Below is an article published by Counter-currents:
A Persian Iranian teacher reportedly punished two Ahwazi Arab primary school pupils for speaking with each other in their Arabic mother tongue last week by forcing them to wash out their mouths with soap and water, warning other pupils that they would face the same punishment if he heard them speaking Arabic or if they were reported to have done so in his absence.
The latest incident of overt anti-Arab prejudice from a regime official, which took place at a school in the Amaniyeh neighbourhood of the regional capital, Ahwaz, has sparked outrage among Ahwazi people, who already face extensive apartheid-style laws outlawing their Arab language, dress, and culture.
Speaking to ‘Arabi 21,’ prominent human rights activist Abdul Karim Dahimi condemned the teacher’s “heinous act,” adding that such overt and shameful racism towards young children exceeds even the customary brutal anti-Arab prejudice from the regime.
Dahimi explained that Ahwazi Arabs are forbidden from speaking their native language, despite the fact that it is “the language of the Quran and the mother tongue of the Arab people of Ahwaz,” adding that this “despicably ugly incident shows the extent of Iranian teachers’ hatred towards Arab language and culture since they consider all things related to Arabs to be filth.”
Other activists pointed out that although the Iranian regime’s constitution, specifically Articles 15 and 19, explicitly allow Ahwazi Arabs to be educated in their own Arabic language, in practice those articles of the constitution which pertain to non-Persian Iranians are disregarded by the regime, with the Persian language being forcibly imposed on the Ahwazis for decades as the sole language permitted.
Dahimi, a former teacher, told Arabi 21, “In recent years, anti-Arab hatred and Iranian supremacism have trickled down from the Iranian elite to the mainstream among the Persian community, and today we see these acts and this sort of racist behaviour recurring extensively against Ahwazi people, going unchecked even in a nation which calls itself Islamic.”
Talking about the latest incident involving the teacher’s abuse of the two children, the activist said, “The parents of these children raised complaints about the Iranian teacher’s racist crime, but they haven’t seen any serious legal action by the Department of Education officials against this racist teacher. We demand that [the education department] take legal action against this teacher and bring him to trial so that Arab students can’t be insulted, with legislation outlawing such abuse included in all international laws regarding crimes against children.”

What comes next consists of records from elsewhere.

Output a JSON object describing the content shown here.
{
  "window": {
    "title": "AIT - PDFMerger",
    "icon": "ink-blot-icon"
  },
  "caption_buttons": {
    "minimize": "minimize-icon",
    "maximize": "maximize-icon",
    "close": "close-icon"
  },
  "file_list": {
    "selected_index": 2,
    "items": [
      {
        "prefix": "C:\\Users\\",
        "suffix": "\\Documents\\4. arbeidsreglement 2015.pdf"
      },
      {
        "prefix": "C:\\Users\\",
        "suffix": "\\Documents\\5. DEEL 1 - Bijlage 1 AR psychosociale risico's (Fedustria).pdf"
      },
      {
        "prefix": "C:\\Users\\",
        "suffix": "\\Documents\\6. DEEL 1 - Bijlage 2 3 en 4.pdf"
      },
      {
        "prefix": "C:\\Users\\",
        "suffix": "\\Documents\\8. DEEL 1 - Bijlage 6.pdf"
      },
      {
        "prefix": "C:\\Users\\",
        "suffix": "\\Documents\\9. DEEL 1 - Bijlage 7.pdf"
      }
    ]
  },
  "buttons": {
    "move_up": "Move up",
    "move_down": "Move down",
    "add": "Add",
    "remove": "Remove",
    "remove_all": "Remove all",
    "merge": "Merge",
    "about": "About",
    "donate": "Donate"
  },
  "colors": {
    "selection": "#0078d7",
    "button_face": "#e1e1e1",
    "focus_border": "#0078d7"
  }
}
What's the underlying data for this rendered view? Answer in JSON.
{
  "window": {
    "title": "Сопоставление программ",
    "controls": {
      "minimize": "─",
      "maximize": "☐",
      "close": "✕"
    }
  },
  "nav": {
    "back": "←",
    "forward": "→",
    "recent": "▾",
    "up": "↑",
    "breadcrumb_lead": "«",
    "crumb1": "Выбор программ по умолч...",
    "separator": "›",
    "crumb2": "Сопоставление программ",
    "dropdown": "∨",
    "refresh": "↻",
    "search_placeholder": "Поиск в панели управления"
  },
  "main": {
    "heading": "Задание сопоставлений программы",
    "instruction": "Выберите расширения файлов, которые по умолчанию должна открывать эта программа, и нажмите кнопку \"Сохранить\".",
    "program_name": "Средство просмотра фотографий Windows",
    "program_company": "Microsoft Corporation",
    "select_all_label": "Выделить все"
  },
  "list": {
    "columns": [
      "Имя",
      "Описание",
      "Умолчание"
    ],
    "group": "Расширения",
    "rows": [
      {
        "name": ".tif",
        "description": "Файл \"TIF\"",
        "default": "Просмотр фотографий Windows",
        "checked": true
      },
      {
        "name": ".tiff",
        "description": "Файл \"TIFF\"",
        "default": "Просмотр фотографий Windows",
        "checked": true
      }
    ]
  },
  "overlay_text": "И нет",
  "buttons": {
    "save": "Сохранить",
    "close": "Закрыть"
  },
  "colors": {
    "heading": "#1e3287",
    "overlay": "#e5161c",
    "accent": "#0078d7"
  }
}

Ahwazi activists point out that offensive racist depictions of Arabs are common in Iranian media which show a deep contempt for Arab culture and identity and use derogatory terms throughout even supposedly serious programs. Whilst Iranian regime officials claim that their abusive anti-Arab rhetoric and media coverage is directed solely against the regime’s Saudi opponents, this excuse is extremely unconvincing to Ahwazis, who have been subjected to such abuse for decades.